Pueblo, CO, August 2, 2022 –The Colorado Department of Public Health and Environment (CDPHE) has confirmed a positive monkeypox case in Pueblo County. CDPHE started and is completing the case investigation and contact tracing associated with this case.
Human monkeypox virus (hMPXV) is an Orthopoxvirus genus that also includes smallpox and cowpox viruses. The virus has been spreading in the U.S. and globally. To date, there have been 5,189 cases identified in the U.S., in 48 states and the District of Columbia. Worldwide, there have been over 22,400 cases during the current outbreak. There have been no reported deaths due to the virus.
“The presence of this virus in Pueblo County is unwelcome news, but not a surprise, and I am hopeful this person recovers quickly,” said Randy Evetts, public health director at the Pueblo Department of Public Health and Environment. “We have been closely following the global spread of hMPXV and continue to maintain close communication with experts from CDPHE.”
“We urge anyone with symptoms to isolate and contact their healthcare provider. We will continue to work with CDPHE as they complete their investigation and contact tracing,” explained Mr. Evetts.

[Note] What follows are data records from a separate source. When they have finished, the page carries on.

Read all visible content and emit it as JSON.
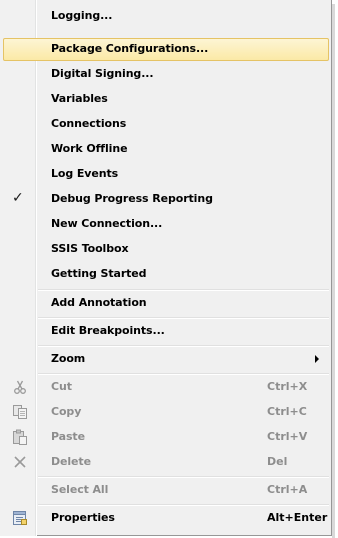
{
  "menu": {
    "items": [
      {
        "label": "Logging..."
      },
      {
        "label": "Package Configurations..."
      },
      {
        "label": "Digital Signing..."
      },
      {
        "label": "Variables"
      },
      {
        "label": "Connections"
      },
      {
        "label": "Work Offline"
      },
      {
        "label": "Log Events"
      },
      {
        "label": "Debug Progress Reporting",
        "checked": true
      },
      {
        "label": "New Connection..."
      },
      {
        "label": "SSIS Toolbox"
      },
      {
        "label": "Getting Started"
      },
      {
        "label": "Add Annotation"
      },
      {
        "label": "Edit Breakpoints..."
      },
      {
        "label": "Zoom"
      },
      {
        "label": "Cut",
        "shortcut": "Ctrl+X",
        "icon": "scissors-icon",
        "disabled": true
      },
      {
        "label": "Copy",
        "shortcut": "Ctrl+C",
        "icon": "copy-icon",
        "disabled": true
      },
      {
        "label": "Paste",
        "shortcut": "Ctrl+V",
        "icon": "paste-icon",
        "disabled": true
      },
      {
        "label": "Delete",
        "shortcut": "Del",
        "icon": "delete-icon",
        "disabled": true
      },
      {
        "label": "Select All",
        "shortcut": "Ctrl+A",
        "disabled": true
      },
      {
        "label": "Properties",
        "shortcut": "Alt+Enter",
        "icon": "properties-icon"
      }
    ],
    "check_glyph": "✓",
    "colors": {
      "highlight_border": "#e5c365",
      "highlight_fill": "#fbe9a6",
      "disabled_text": "#8d8d8d"
    }
  }
}
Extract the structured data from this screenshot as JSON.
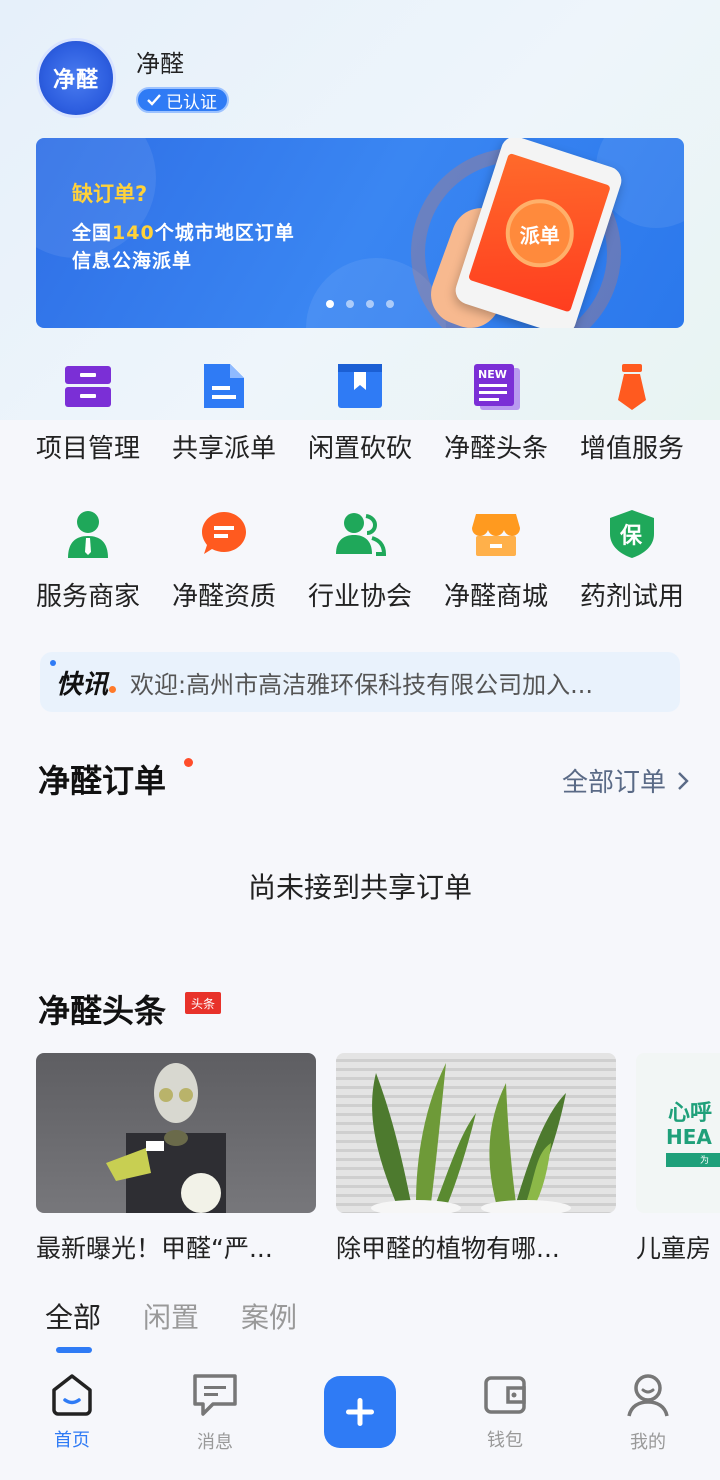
{
  "profile": {
    "logo_text": "净醛",
    "name": "净醛",
    "verified_label": "已认证"
  },
  "banner": {
    "title": "缺订单?",
    "line1_prefix": "全国",
    "line1_highlight": "140",
    "line1_suffix": "个城市地区订单",
    "line2": "信息公海派单",
    "phone_badge": "派单",
    "dots": 4,
    "active_dot": 0
  },
  "grid": {
    "items": [
      {
        "label": "项目管理",
        "icon": "cabinet-icon",
        "color": "#7b2fd6"
      },
      {
        "label": "共享派单",
        "icon": "document-icon",
        "color": "#2f7bf5"
      },
      {
        "label": "闲置砍砍",
        "icon": "box-icon",
        "color": "#2f7bf5"
      },
      {
        "label": "净醛头条",
        "icon": "news-icon",
        "color": "#7b2fd6",
        "badge": "NEW"
      },
      {
        "label": "增值服务",
        "icon": "tie-icon",
        "color": "#ff5a1f"
      },
      {
        "label": "服务商家",
        "icon": "person-icon",
        "color": "#1fa85a"
      },
      {
        "label": "净醛资质",
        "icon": "chat-icon",
        "color": "#ff5a1f"
      },
      {
        "label": "行业协会",
        "icon": "group-icon",
        "color": "#1fa85a"
      },
      {
        "label": "净醛商城",
        "icon": "store-icon",
        "color": "#ff9a1f"
      },
      {
        "label": "药剂试用",
        "icon": "shield-icon",
        "color": "#1fa85a",
        "badge": "保"
      }
    ]
  },
  "notice": {
    "tag": "快讯",
    "text": "欢迎:高州市高洁雅环保科技有限公司加入..."
  },
  "orders": {
    "title": "净醛订单",
    "all_link": "全部订单",
    "empty_text": "尚未接到共享订单"
  },
  "headlines": {
    "title": "净醛头条",
    "tag": "头条",
    "items": [
      {
        "caption": "最新曝光！甲醛“严..."
      },
      {
        "caption": "除甲醛的植物有哪..."
      },
      {
        "caption": "儿童房",
        "image_text_1": "心呼",
        "image_text_2": "HEA",
        "image_text_3": "为"
      }
    ]
  },
  "tabs": {
    "items": [
      "全部",
      "闲置",
      "案例"
    ],
    "active": 0
  },
  "bottom_nav": {
    "items": [
      {
        "label": "首页",
        "icon": "home-icon"
      },
      {
        "label": "消息",
        "icon": "message-icon"
      },
      {
        "label": "",
        "icon": "plus-icon"
      },
      {
        "label": "钱包",
        "icon": "wallet-icon"
      },
      {
        "label": "我的",
        "icon": "profile-icon"
      }
    ],
    "active": 0,
    "accent": "#2f7bf5"
  }
}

Mr. Evetts added “Monkeypox has recently spread internationally. It is endemic in Central and West Africa. Presently, this is the first significant outbreak in the United States and s has generated national public interest. The fact that we have a confirmed case in Pueblo County is not alarming; in general, monkeypox poses a low risk for the population. However, as the public health department it is our duty to provide information to the public about any health concerns. We want to make sure our community knows where to find information and who to contact if there is the need. PDPHE is your best source of information, we have a link on our website pueblohealth.org/monkeypox.
Below is information from CDPHE regarding monkeypox.

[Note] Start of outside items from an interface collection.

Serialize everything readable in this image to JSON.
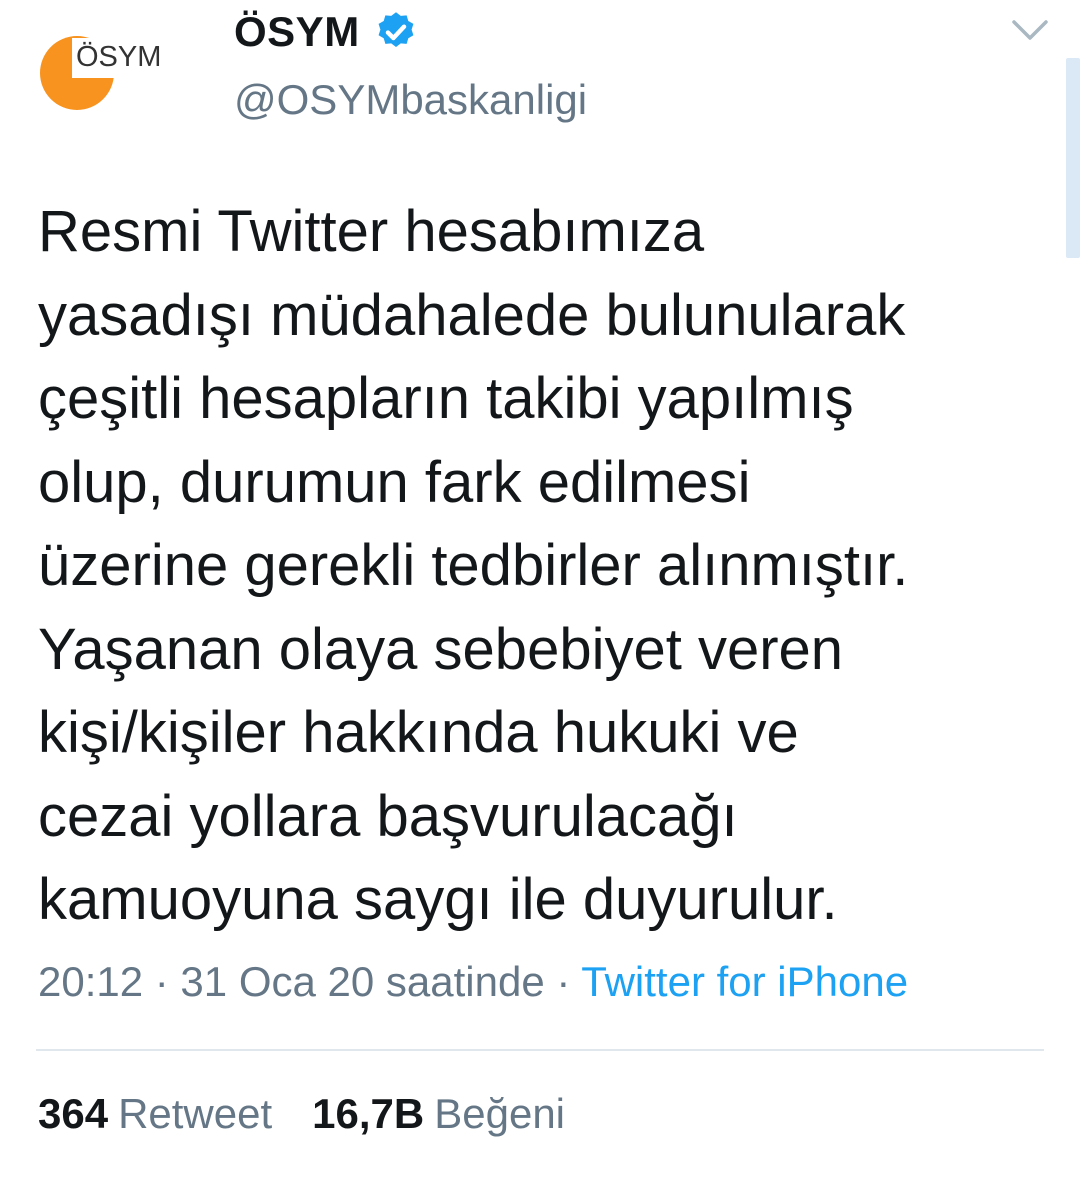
{
  "account": {
    "display_name": "ÖSYM",
    "handle": "@OSYMbaskanligi",
    "avatar_text": "ÖSYM",
    "verified": true
  },
  "tweet": {
    "lines": [
      "Resmi Twitter hesabımıza",
      "yasadışı müdahalede bulunularak",
      "çeşitli hesapların takibi yapılmış",
      "olup, durumun fark edilmesi",
      "üzerine gerekli tedbirler alınmıştır.",
      "Yaşanan olaya sebebiyet veren",
      "kişi/kişiler hakkında hukuki ve",
      "cezai yollara başvurulacağı",
      "kamuoyuna saygı ile duyurulur."
    ],
    "timestamp": "20:12 · 31 Oca 20 saatinde",
    "separator": " · ",
    "source": "Twitter for iPhone"
  },
  "stats": {
    "retweet_count": "364",
    "retweet_label": "Retweet",
    "like_count": "16,7B",
    "like_label": "Beğeni"
  },
  "icons": {
    "verified": "verified-badge-icon",
    "menu": "chevron-down-icon"
  },
  "colors": {
    "brand_orange": "#f7931e",
    "verified_blue": "#1da1f2",
    "link_blue": "#1da1f2",
    "secondary_text": "#657786"
  }
}
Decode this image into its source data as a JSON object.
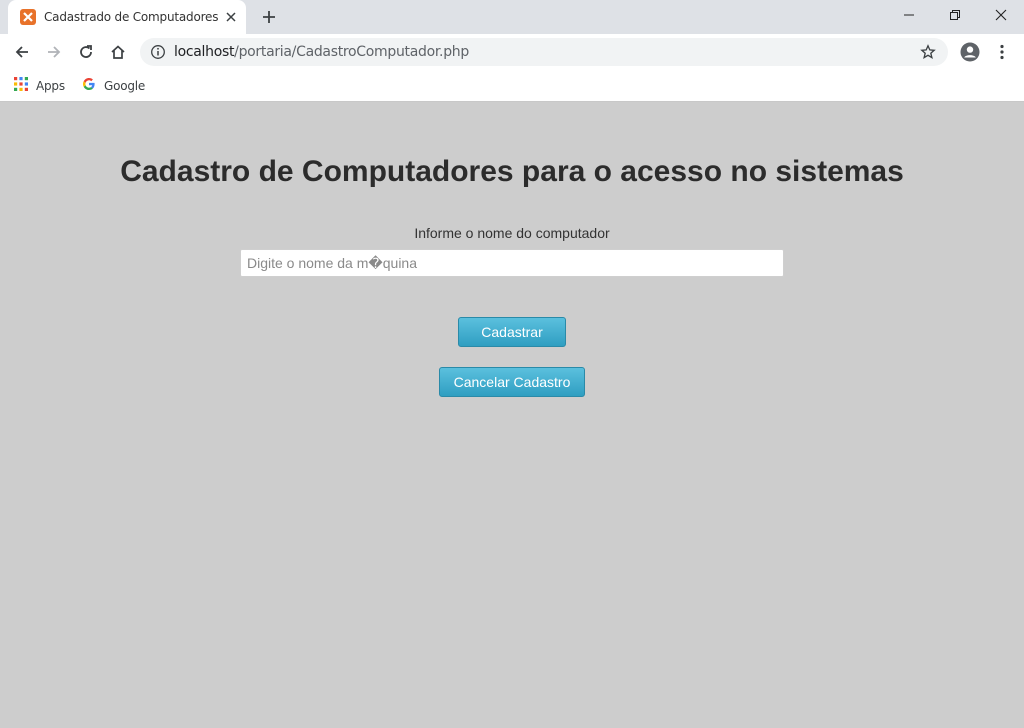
{
  "browser": {
    "tab_title": "Cadastrado de Computadores",
    "url_host": "localhost",
    "url_path": "/portaria/CadastroComputador.php",
    "bookmarks": [
      {
        "label": "Apps",
        "icon": "apps-grid-icon"
      },
      {
        "label": "Google",
        "icon": "google-g-icon"
      }
    ]
  },
  "page": {
    "title": "Cadastro de Computadores para o acesso no sistemas",
    "field_label": "Informe o nome do computador",
    "input_placeholder": "Digite o nome da m�quina",
    "input_value": "",
    "save_label": "Cadastrar",
    "cancel_label": "Cancelar Cadastro"
  },
  "colors": {
    "page_background": "#cdcdcd",
    "button_top": "#5bc0de",
    "button_bottom": "#2f9ec1",
    "favicon": "#e8722a"
  }
}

- The risk to the public continues to be low.
- Monkeypox is rarely fatal. The version of monkeypox spreading right now in non-endemic countries has a fatality rate of less than 1%.

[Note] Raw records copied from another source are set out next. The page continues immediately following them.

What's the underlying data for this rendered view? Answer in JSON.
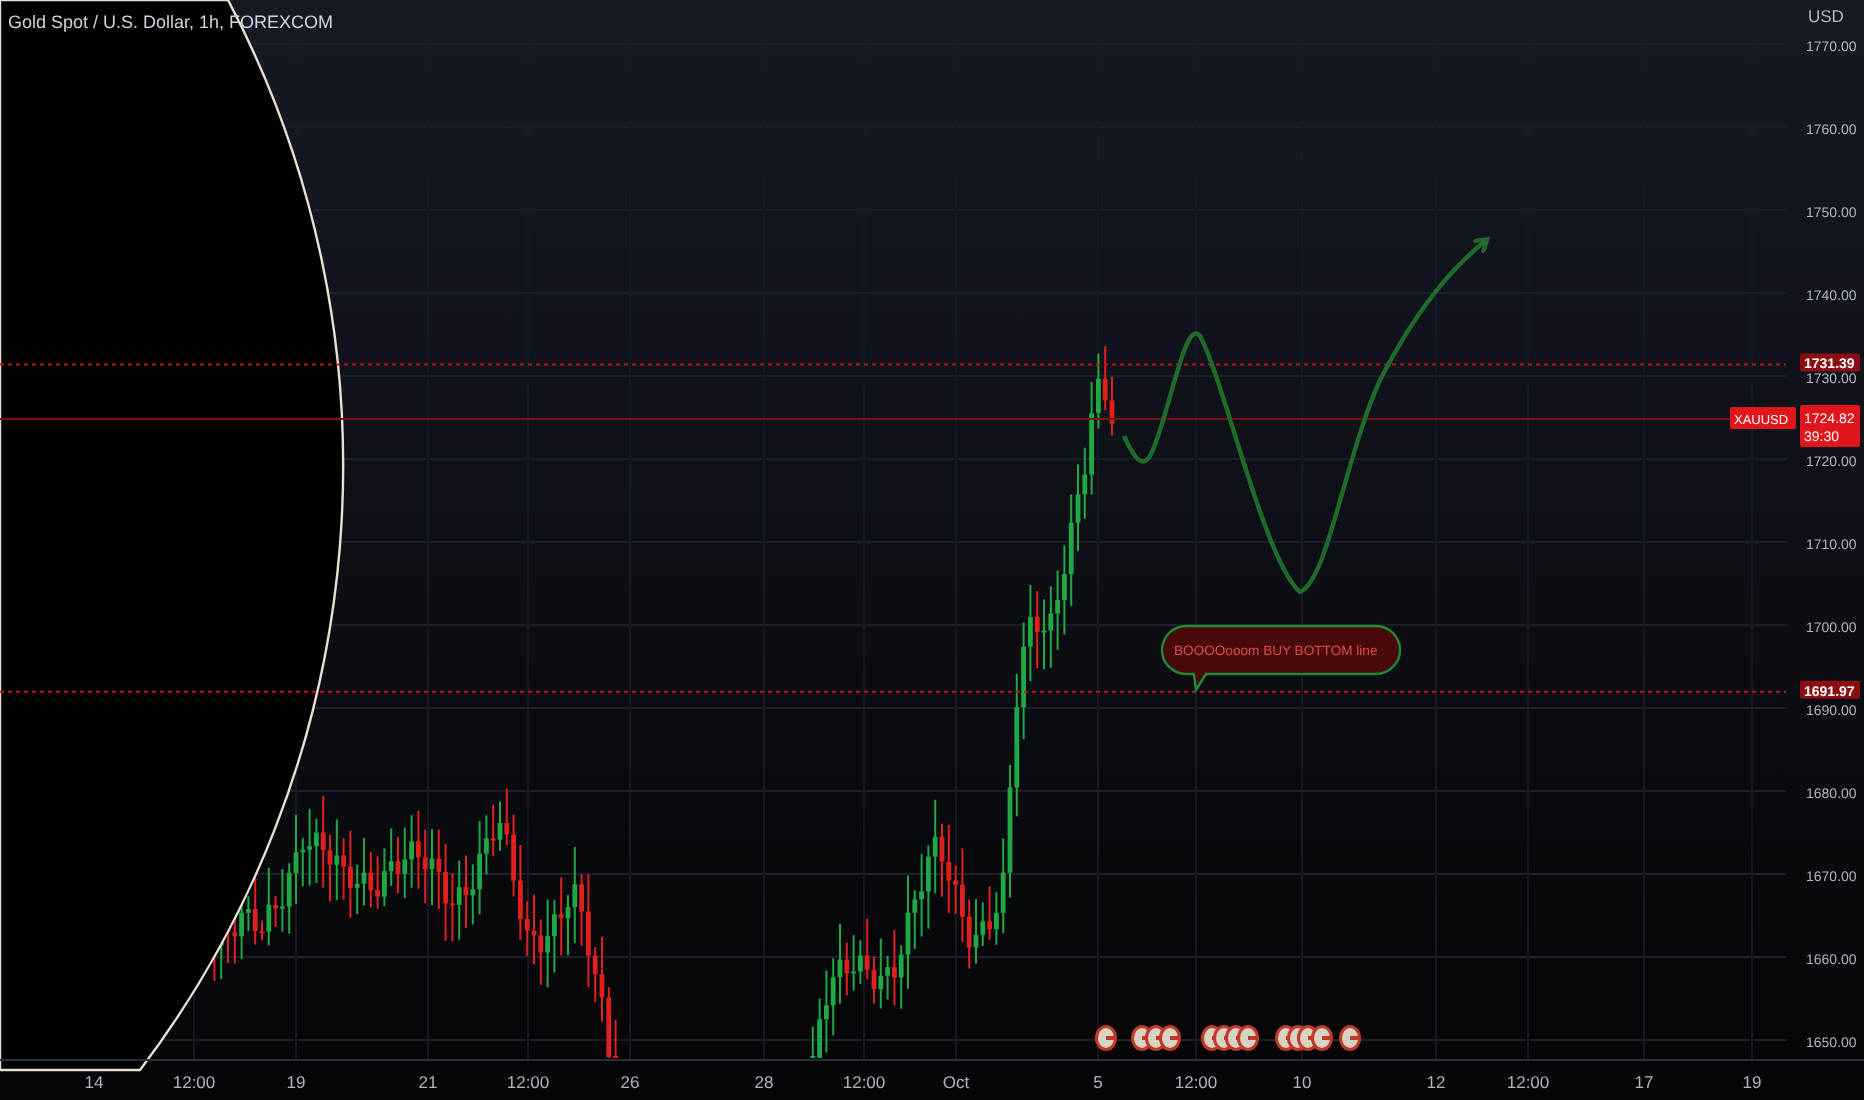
{
  "title": "Gold Spot / U.S. Dollar, 1h, FOREXCOM",
  "price_axis": {
    "currency": "USD",
    "ticks": [
      "1770.00",
      "1760.00",
      "1750.00",
      "1740.00",
      "1730.00",
      "1720.00",
      "1710.00",
      "1700.00",
      "1690.00",
      "1680.00",
      "1670.00",
      "1660.00",
      "1650.00"
    ]
  },
  "price_lines": [
    {
      "price": "1731.39"
    },
    {
      "price": "1691.97"
    }
  ],
  "last_price": {
    "symbol": "XAUUSD",
    "price": "1724.82",
    "countdown": "39:30"
  },
  "callout": {
    "text": "BOOOOooom BUY BOTTOM line"
  },
  "time_axis": [
    "14",
    "12:00",
    "19",
    "21",
    "12:00",
    "26",
    "28",
    "12:00",
    "Oct",
    "5",
    "12:00",
    "10",
    "12",
    "12:00",
    "17",
    "19"
  ]
}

- There is an effective vaccine for monkeypox that can be administered soon after exposure to prevent or lessen the severity of the illness. Vaccine supplies are currently limited; however, the state of Colorado will receive more vaccines from the Federal government in the coming months and preventive vaccines will become more widely available.
- Anyone can get monkeypox. The virus does not discriminate against any group.
- Monkeypox is spread through close contact, which can include sexual contact.
- Brief interactions without physical contact are unlikely to result in transmission.
Monkeypox is primarily spread through close contact with a person who has acquired monkeypox. Transmission typically requires skin-to-skin contact with a sick person’s lesions, rash, or skin bumps. Transmission through respiratory droplets is possible, but requires a prolonged interaction, as opposed to COVID-19, which can potentially be transmitted in minutes. Close contacts may include family members, people taking care of ill patients, anyone who has shared bed linens with someone who is sick, or anyone who has had prolonged exposure to a person with monkeypox. Epidemiological data on recent cases suggests there may be a heightened risk for people who have recently traveled to a country where monkeypox has been reported or men who have sex with other men. State epidemiologists are coordinating with the Centers for Disease Control to monitor the progression of the virus and learn more about transmission.
Evetts reiterated, “Anyone can get monkeypox-men, women and children. While some communities are at higher risk currently, we should not stigmatize this disease and must work to assure that anyone who is exposed is comfortable seeking care.”
Clinicians are urged to become familiar with signs and symptoms of hMPXV, and should immediately contact the PDPHE if they suspect the virus in a patient. The Health Department will continue to outreach to local physicians and practice groups to support them with the latest data and best practice information.
Monkeypox often begins with fever, headache, muscle aches, swollen lymph nodes, and exhaustion. Typically, a rash develops within one to four days after the onset of fever, often beginning on the face and spreading to other parts of the body. In some cases, the rash often starts in the genital or perianal area. The associated monkeypox rash can look similar to other infections like syphilis or herpes. The incubation period for monkeypox is usually seven to 14 days but can range from five to 21 days. Most people recover within two to four weeks. Coloradans can help prevent the spread of monkeypox by avoiding close physical contact with individuals who have acquired monkeypox, wearing a high-quality mask if they will be spending time in close contact with someone experiencing symptoms of monkeypox, and contacting a health care provider as soon as possible if they experience symptoms.
The JYNNEOS vaccine is a fully FDA-approved two-dose vaccine, with doses given at least four weeks apart. The vaccine can lessen the chances of getting sick if they receive it within four days of exposure to the monkeypox virus. If they get the vaccine between four and 14 days after exposure, it can help prevent severe illness but may not completely prevent infection.
Eligible, high-risk Coloradans must request an appointment online, which will include a symptom screening process where Coloradans can self-attest to their eligibility and receive a follow-up confirmation email to schedule a vaccine appointment. Those who are unable to receive a vaccination through CDPHE and think or know they have been exposed to monkeypox should contact a health care provider as soon as possible.
For more information, visit pueblohealth.org/monkeypox.